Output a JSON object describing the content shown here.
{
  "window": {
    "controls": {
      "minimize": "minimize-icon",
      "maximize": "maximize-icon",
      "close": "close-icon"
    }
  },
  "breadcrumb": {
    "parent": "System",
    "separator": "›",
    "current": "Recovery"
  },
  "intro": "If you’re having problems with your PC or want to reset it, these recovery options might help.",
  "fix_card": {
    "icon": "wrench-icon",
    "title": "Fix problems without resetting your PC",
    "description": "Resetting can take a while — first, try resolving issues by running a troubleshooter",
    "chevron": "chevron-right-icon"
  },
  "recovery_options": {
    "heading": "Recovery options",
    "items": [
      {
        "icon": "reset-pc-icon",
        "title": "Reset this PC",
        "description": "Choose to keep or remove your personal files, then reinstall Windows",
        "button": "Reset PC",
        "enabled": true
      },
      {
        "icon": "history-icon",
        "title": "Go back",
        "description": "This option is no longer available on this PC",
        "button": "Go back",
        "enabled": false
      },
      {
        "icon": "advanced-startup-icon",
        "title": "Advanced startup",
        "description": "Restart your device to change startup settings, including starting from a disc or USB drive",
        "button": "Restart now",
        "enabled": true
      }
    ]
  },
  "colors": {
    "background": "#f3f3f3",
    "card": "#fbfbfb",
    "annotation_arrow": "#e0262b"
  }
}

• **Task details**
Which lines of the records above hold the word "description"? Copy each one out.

• **Finished task**
    "description": "Resetting can take a while — first, try resolving issues by running a troubleshooter",
        "description": "Choose to keep or remove your personal files, then reinstall Windows",
        "description": "This option is no longer available on this PC",
        "description": "Restart your device to change startup settings, including starting from a disc or USB drive",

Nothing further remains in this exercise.